With toothbrush in hand, Ratoncito Perez seeks to educate Hispanic kids on oral health as part of Hispanic Heritage Month
In celebration of Hispanic Heritage Month, Delta Dental Insurance Company has joined forces with the tooth fairy’s Spanish-speaking counterpart, el Ratoncito Perez, to remind Hispanic children and their parents about the importance of good dental hygiene.
According to the American Association of Pediatric Dentistry (AAPD), tooth decay is the most common childhood disease, affecting nearly 60 percent of children. Of the 4 million children born each year, nearly half are estimated to get their first cavity by the time they reach second grade. What’s more, according to the May 2000 Surgeon General’s report, Oral Health in America, more than 51 million school hours are lost each year due to tooth decay and other dental problems. For minorities and children from low-income families, these statistics are increasingly worse.

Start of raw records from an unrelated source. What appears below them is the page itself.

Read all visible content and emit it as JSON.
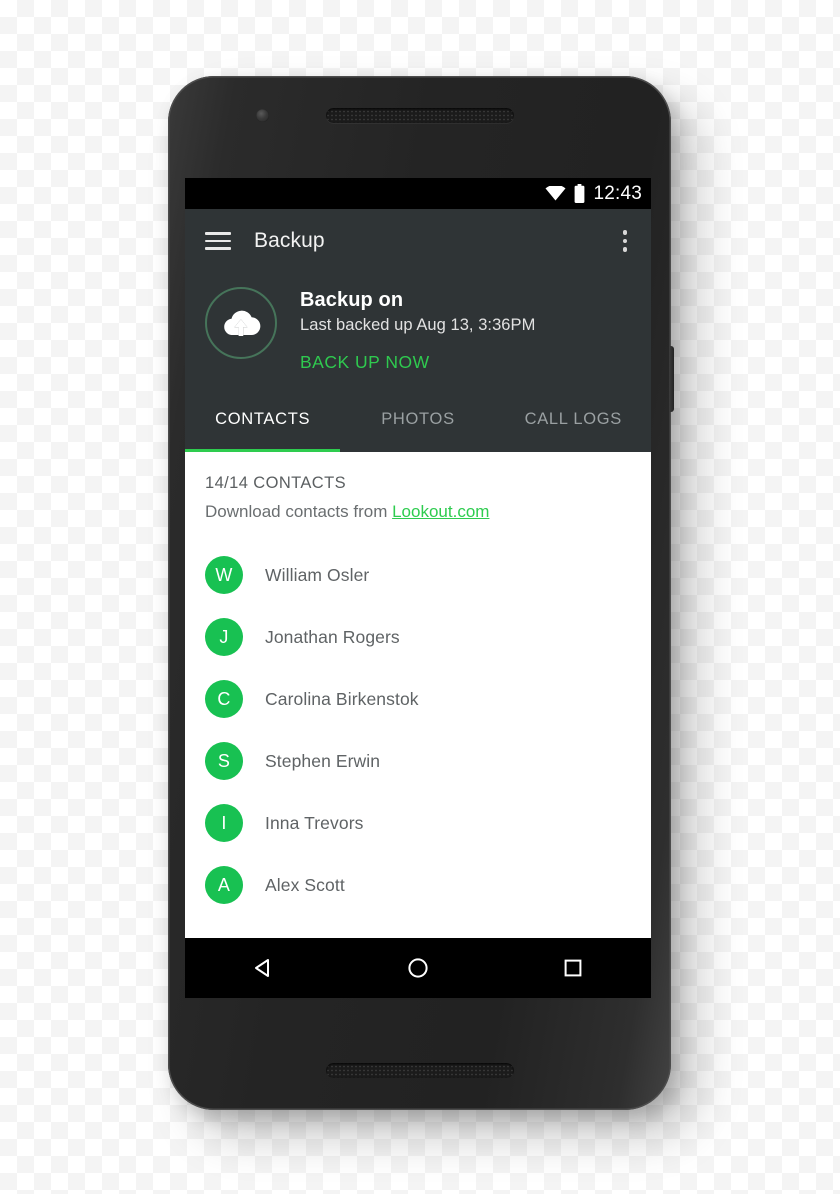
{
  "device": {
    "type": "android-smartphone",
    "hardware": {
      "front_camera": "front-camera",
      "earpiece": "earpiece-speaker",
      "bottom_speaker": "bottom-speaker",
      "side_button": "power-button"
    }
  },
  "status_bar": {
    "time": "12:43",
    "icons": [
      "wifi-icon",
      "battery-icon"
    ]
  },
  "app_bar": {
    "menu_icon": "hamburger-menu-icon",
    "title": "Backup",
    "overflow_icon": "overflow-menu-icon"
  },
  "backup_panel": {
    "icon": "cloud-upload-icon",
    "title": "Backup on",
    "subtitle": "Last backed up Aug 13, 3:36PM",
    "action_label": "BACK UP NOW"
  },
  "tabs": [
    {
      "label": "CONTACTS",
      "active": true
    },
    {
      "label": "PHOTOS",
      "active": false
    },
    {
      "label": "CALL LOGS",
      "active": false
    }
  ],
  "contacts_panel": {
    "count_label": "14/14 CONTACTS",
    "download_prefix": "Download contacts from ",
    "download_link": "Lookout.com",
    "items": [
      {
        "initial": "W",
        "name": "William Osler"
      },
      {
        "initial": "J",
        "name": "Jonathan Rogers"
      },
      {
        "initial": "C",
        "name": "Carolina Birkenstok"
      },
      {
        "initial": "S",
        "name": "Stephen Erwin"
      },
      {
        "initial": "I",
        "name": "Inna Trevors"
      },
      {
        "initial": "A",
        "name": "Alex Scott"
      }
    ]
  },
  "nav_bar": {
    "back": "back-triangle-icon",
    "home": "home-circle-icon",
    "recents": "recents-square-icon"
  },
  "colors": {
    "accent_green": "#2ECC4F",
    "avatar_green": "#18C152",
    "app_bar_dark": "#2F3436",
    "status_bar_black": "#000000",
    "cloud_ring": "#46745A"
  }
}
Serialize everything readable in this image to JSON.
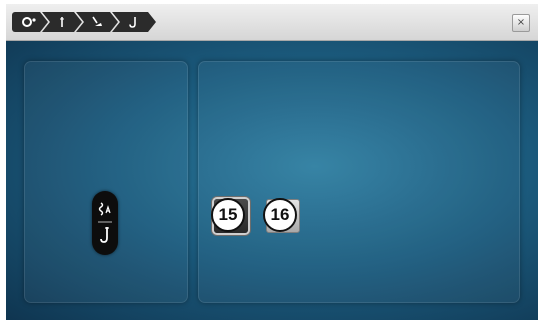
{
  "topbar": {
    "breadcrumbs": [
      {
        "icon": "stitch-settings-icon"
      },
      {
        "icon": "needle-icon"
      },
      {
        "icon": "presser-foot-icon"
      },
      {
        "icon": "thread-hook-icon"
      }
    ],
    "close_label": "×"
  },
  "status_indicator": {
    "icons": [
      "thread-tension-icon",
      "thread-hook-icon"
    ]
  },
  "options": [
    {
      "number": "15",
      "icon": "thread-hook-icon",
      "selected": true
    },
    {
      "number": "16",
      "icon": "thread-tension-icon",
      "selected": false
    }
  ],
  "colors": {
    "background": "#1c5d80",
    "active_button": "#333333",
    "inactive_button": "#c8c8c8"
  }
}
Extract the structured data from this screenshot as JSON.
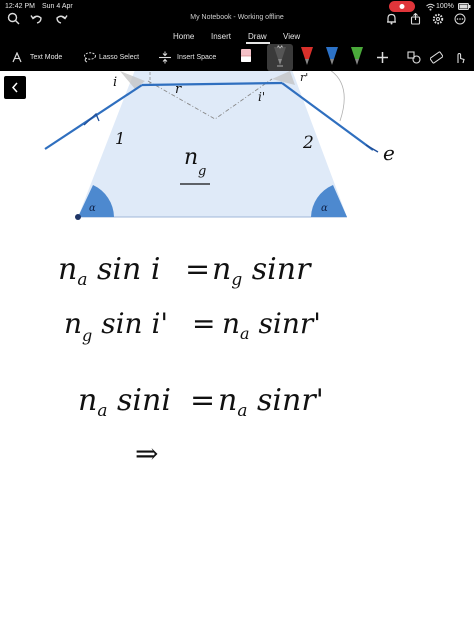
{
  "status_bar": {
    "time": "12:42 PM",
    "date": "Sun 4 Apr",
    "battery": "100%"
  },
  "window": {
    "title": "My Notebook - Working offline"
  },
  "menu": {
    "tabs": [
      "Home",
      "Insert",
      "Draw",
      "View"
    ],
    "active_tab": "Draw"
  },
  "toolbar": {
    "text_mode": "Text Mode",
    "lasso_select": "Lasso Select",
    "insert_space": "Insert Space",
    "pen_colors": [
      "#555555",
      "#d9302b",
      "#2c72c7",
      "#4aa93a"
    ]
  },
  "drawing": {
    "ray_label_1": "1",
    "ray_label_2": "2",
    "angle_i": "i",
    "angle_r": "r",
    "angle_i_prime": "i'",
    "angle_r_prime": "r'",
    "e_label": "e",
    "medium": "n",
    "medium_sub": "g",
    "alpha_left": "α",
    "alpha_right": "α"
  },
  "equations": {
    "eq1": {
      "lhs": "n",
      "lhs_sub": "a",
      "lhs_fn": " sin i",
      "rhs": "n",
      "rhs_sub": "g",
      "rhs_fn": " sinr"
    },
    "eq2": {
      "lhs": "n",
      "lhs_sub": "g",
      "lhs_fn": " sin i'",
      "rhs": "n",
      "rhs_sub": "a",
      "rhs_fn": " sinr'"
    },
    "eq3": {
      "lhs": "n",
      "lhs_sub": "a",
      "lhs_fn": " sini",
      "rhs": "n",
      "rhs_sub": "a",
      "rhs_fn": " sinr'"
    },
    "implies": "⇒"
  }
}
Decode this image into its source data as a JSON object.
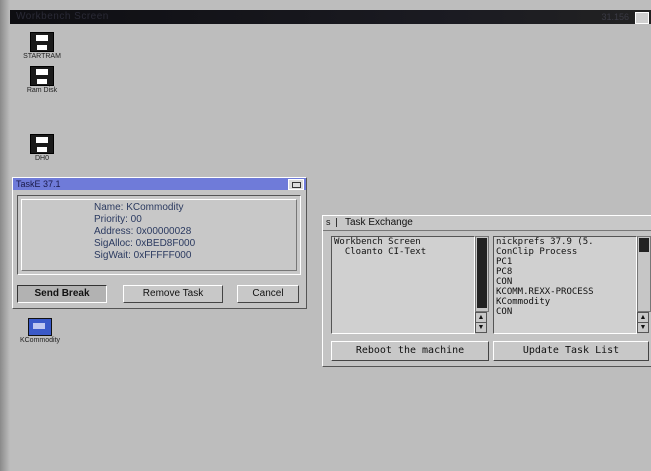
{
  "screen": {
    "title": "Workbench Screen",
    "version": "31.156"
  },
  "icons": [
    {
      "id": "startram",
      "label": "STARTRAM"
    },
    {
      "id": "ramdisk",
      "label": "Ram Disk"
    },
    {
      "id": "dh0",
      "label": "DH0"
    },
    {
      "id": "kcommodity",
      "label": "KCommodity"
    }
  ],
  "taske": {
    "title": "TaskE 37.1",
    "info": {
      "name": "Name: KCommodity",
      "priority": "Priority: 00",
      "address": "Address: 0x00000028",
      "sigalloc": "SigAlloc: 0xBED8F000",
      "sigwait": "SigWait: 0xFFFFF000"
    },
    "buttons": {
      "send_break": "Send Break",
      "remove_task": "Remove Task",
      "cancel": "Cancel"
    }
  },
  "task_exchange": {
    "title": "Task Exchange",
    "close_label": "s",
    "screens": [
      "Workbench Screen",
      "  Cloanto CI-Text"
    ],
    "tasks": [
      "nickprefs 37.9 (5.",
      "ConClip Process",
      "PC1",
      "PC8",
      "CON",
      "KCOMM.REXX-PROCESS",
      "KCommodity",
      "CON"
    ],
    "buttons": {
      "reboot": "Reboot the machine",
      "update": "Update Task List"
    }
  },
  "colors": {
    "desktop": "#bdbdbd",
    "active_title": "#6f7bd9"
  }
}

“Oral health problems persist among children, in spite of the fact that tooth decay is largely preventable,” said Solomon Romano, Hispanic marketing manager for Delta Dental. “We have teamed up with Ratoncito Perez and put in place several initiatives – a Spanish-language website, bilingual brochures and Spanish-speaking dentists – to educate parents and children that through regular dental cleanings and checkups, the use of sealants, and appropriate diet and oral health care, a healthy smile is achievable and maintained.”
As part of this dental health awareness effort, Delta Dental and Ratoncito Perez share the following simple tips that parents and children can practice to prevent dental problems:
- Visit your dentist every six months for dental cleanings and check-ups.
- Floss your teeth at least once a day. The floss should go between the gum and each tooth to clean food particles trapped under there.
- Brush your teeth after every meal and before going to bed. Each brushing session should last at least two minutes and should include fluoride-based toothpaste.
- After snacking, drink a glass of water to help wash away the sugar and neutralize the acid. Alternatively, chewing sugar-free gum to stimulate saliva flow has the same effect.
- Limit consumption of sugary drinks such as juice and soda. When you or your children do drink them, use a straw, which limits the sugary beverage’s contact with teeth.
For more information on children’s preventive dental care, please visit Delta Dental’s website: http://www.mysmilekids.com/espanol/index.html
Source: Delta Dental